"To be a council member, it's like being mayor of someone's neighborhood," Teddy Davis explains to me. Each council member represents 250,000 people, though perhaps less than ten percent will vote in a race for who gets to decide what happens to the land in their neighborhood. Davis is running for City Council for the 4th District, which spans a wide swath of Hollywood to Sherman Oaks, because as a native to the area he sees how he can apply the insight acquired working in L.A. City Hall and in D.C. covering politics for ABC. "I love how immediate and impactful it can be, right where people live."
At a time when development in Hollywood is rampant while infrastructure crumbles, having a voice in what happens to your community in Los Angeles can seem impossible. Having just released a documentary on an Ohio candidate that refused PAC money and party funds, I was struck to learn about a clean-money candidate in my own district. Davis explains, "I don't support the Manhattan-ization of Hollywood," and has such turned down money from real estate developers, even returning six thousand dollars in contributions. He also takes this stand with campaign cash from LADWP, which has refused to account for over $40 million of the city's money spent.
Running a campaign is a lengthy process with constant costs, no matter the office. At a time when most Americans agree overwhelmingly that money has too much influence in politics, it can deter citizens from stepping up to serve their community, and allow vanity candidates to dilute the discourse and lose broader interest in elections. Davis is just one candidate in L.A. who is taking advantage of the matching funds system aimed at reducing big money's role in our government.
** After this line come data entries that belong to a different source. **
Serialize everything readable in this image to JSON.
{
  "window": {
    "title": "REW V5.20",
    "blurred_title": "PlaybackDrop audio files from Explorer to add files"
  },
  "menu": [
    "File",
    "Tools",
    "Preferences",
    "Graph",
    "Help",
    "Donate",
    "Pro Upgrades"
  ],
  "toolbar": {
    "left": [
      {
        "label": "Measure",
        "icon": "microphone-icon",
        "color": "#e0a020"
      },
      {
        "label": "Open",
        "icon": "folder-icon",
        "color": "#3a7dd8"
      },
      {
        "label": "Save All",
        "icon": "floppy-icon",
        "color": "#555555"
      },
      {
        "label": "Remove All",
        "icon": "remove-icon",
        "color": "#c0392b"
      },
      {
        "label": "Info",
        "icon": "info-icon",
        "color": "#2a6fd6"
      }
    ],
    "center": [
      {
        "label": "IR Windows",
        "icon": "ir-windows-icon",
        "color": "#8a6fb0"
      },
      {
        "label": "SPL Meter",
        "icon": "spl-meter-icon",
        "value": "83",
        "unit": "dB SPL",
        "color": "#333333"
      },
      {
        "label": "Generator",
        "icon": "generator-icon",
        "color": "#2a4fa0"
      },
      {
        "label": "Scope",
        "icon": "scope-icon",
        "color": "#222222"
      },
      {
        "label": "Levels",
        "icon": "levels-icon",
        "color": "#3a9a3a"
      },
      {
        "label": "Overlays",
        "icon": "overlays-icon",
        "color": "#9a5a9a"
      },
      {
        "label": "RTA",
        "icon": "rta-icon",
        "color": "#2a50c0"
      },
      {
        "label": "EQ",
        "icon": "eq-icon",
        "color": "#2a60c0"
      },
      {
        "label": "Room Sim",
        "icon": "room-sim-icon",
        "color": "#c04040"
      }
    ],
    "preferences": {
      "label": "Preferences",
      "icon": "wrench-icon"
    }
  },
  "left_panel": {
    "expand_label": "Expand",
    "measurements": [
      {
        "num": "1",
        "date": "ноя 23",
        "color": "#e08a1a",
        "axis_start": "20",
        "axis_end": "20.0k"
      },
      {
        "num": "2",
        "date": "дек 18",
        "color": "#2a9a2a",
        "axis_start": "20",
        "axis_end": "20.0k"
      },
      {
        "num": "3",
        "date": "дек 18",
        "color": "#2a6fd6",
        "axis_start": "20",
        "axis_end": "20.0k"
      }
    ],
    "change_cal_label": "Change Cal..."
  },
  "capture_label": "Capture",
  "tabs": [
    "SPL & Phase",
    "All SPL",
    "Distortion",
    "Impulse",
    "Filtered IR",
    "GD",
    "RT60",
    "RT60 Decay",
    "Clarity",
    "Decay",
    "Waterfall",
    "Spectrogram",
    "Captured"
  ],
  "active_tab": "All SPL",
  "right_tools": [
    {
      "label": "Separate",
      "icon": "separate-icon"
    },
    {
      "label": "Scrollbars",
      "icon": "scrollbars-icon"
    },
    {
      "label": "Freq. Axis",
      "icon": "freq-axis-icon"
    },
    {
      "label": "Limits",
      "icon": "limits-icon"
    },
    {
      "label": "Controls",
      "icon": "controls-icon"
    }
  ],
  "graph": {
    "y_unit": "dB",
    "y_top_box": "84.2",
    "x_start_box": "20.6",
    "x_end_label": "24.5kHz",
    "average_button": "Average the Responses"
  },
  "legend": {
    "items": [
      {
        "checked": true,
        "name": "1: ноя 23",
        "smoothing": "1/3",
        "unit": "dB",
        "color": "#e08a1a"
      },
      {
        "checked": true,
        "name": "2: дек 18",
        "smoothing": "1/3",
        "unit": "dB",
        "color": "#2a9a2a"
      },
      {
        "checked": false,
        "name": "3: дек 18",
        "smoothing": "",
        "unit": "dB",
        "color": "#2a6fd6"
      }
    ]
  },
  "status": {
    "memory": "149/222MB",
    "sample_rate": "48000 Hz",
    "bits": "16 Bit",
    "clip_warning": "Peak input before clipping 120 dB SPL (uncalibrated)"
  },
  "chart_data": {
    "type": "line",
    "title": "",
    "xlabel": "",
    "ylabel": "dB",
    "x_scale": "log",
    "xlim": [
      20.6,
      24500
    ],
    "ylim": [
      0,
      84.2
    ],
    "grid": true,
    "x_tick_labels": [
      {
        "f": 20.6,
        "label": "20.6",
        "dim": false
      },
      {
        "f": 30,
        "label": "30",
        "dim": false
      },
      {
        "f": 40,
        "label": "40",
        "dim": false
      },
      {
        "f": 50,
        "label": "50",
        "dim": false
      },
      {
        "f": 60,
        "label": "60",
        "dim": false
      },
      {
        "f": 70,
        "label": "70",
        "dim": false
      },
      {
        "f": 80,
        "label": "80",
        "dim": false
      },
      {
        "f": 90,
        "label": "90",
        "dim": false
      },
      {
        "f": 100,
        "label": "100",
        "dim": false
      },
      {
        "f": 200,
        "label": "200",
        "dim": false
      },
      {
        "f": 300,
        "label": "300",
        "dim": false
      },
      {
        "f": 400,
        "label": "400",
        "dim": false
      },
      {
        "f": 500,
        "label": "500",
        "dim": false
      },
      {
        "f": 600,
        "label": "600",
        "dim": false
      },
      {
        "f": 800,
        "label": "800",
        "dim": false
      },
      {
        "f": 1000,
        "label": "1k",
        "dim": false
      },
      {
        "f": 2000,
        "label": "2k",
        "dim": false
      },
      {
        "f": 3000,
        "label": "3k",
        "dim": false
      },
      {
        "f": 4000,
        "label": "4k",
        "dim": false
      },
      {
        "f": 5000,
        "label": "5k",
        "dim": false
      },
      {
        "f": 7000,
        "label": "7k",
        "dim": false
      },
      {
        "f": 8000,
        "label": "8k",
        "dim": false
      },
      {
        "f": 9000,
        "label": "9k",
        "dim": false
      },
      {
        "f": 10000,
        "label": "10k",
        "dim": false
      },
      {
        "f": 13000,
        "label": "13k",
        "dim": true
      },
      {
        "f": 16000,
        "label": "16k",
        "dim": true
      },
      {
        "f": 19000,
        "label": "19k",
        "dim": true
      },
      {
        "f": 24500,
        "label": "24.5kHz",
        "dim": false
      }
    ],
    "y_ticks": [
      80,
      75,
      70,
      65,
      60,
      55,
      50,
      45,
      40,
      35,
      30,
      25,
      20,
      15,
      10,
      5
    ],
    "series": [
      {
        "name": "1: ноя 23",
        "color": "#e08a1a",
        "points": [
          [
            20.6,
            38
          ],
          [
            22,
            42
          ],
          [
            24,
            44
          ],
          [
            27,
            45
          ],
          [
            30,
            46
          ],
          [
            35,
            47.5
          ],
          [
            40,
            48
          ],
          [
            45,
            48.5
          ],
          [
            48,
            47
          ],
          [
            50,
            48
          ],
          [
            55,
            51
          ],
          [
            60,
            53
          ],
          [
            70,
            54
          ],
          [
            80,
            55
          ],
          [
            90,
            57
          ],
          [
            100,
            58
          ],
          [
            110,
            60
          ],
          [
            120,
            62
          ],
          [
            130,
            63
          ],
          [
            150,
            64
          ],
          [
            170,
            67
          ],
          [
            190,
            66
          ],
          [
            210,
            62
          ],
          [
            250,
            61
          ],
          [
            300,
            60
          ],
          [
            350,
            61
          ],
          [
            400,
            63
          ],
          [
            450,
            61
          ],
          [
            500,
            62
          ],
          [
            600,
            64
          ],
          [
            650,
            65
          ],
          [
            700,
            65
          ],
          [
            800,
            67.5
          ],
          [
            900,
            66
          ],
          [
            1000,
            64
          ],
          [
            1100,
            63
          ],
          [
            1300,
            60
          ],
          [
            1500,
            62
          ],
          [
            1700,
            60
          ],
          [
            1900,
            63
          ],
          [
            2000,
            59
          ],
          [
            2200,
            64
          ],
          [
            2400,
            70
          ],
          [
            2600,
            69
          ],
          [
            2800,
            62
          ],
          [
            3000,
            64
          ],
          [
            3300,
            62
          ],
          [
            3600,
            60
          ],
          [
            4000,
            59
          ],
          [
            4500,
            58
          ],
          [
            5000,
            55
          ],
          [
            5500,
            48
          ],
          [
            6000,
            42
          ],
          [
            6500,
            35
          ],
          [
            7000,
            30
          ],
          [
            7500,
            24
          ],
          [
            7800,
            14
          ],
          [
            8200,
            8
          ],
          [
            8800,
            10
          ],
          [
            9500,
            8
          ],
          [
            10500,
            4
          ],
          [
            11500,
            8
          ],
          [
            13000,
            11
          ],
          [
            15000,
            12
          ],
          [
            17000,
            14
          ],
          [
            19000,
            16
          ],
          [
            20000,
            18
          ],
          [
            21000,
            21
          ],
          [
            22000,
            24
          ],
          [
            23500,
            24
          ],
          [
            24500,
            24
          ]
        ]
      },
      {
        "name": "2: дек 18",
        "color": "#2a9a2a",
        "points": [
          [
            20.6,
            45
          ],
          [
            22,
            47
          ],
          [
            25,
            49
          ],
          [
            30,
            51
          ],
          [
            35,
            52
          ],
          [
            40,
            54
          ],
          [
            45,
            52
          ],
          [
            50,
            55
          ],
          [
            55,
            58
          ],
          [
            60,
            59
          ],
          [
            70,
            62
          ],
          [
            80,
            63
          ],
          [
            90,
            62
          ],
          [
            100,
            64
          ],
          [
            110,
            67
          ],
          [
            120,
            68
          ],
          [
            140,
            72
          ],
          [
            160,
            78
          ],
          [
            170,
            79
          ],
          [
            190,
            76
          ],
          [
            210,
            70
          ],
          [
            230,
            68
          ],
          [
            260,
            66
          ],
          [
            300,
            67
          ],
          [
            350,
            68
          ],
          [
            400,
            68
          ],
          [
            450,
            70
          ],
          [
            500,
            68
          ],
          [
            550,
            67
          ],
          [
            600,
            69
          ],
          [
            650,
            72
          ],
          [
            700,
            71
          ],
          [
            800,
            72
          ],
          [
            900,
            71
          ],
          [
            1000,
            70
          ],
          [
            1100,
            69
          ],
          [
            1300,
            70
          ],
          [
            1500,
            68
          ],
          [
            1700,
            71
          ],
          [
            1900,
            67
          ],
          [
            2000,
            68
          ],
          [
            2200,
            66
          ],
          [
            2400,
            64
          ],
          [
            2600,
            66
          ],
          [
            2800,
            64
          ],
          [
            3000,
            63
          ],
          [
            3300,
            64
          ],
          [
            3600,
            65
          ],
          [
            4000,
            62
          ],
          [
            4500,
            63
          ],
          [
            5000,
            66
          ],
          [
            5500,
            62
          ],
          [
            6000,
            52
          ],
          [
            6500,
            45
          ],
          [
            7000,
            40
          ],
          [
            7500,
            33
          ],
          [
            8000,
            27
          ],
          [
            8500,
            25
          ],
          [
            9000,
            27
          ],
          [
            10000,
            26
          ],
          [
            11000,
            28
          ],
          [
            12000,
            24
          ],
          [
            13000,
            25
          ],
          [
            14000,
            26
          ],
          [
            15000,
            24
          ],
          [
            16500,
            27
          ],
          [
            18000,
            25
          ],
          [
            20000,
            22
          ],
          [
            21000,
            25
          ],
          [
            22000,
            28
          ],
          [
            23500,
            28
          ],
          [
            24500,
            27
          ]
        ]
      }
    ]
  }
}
In the 1990s, Los Angeles ushered in a 2 to 1 matching funds system for candidates running for Mayor, City Attorney, Controller, or one of the 15 seats on L.A. City Council. This matching meant that if a citizen in the district contributed twenty bucks, the public funds system would then contribute double that amount, an additional forty, so that the candidate then has sixty bucks to spend on their campaign. In the coming year, the City Ethics Commission is expected to raise that amount to 6 to 1 matching. This form of public-backed campaign finance recognizes that corruption begins around the need for money, and that the public interest is served when candidates are focused on the public's interests, not the wealthiest few that can bankroll a campaign like a business investment.
Davis continues, "What you want really in a democracy is for everyone's voice to matter just as much as the next person's. And right now what we have is the ability for some people to give big sums of money, and they end up with an outsized influence on our system. And that's not what it's supposed to be. It's really supposed to be about everyone who wants to participate having an equal chance to influence their government."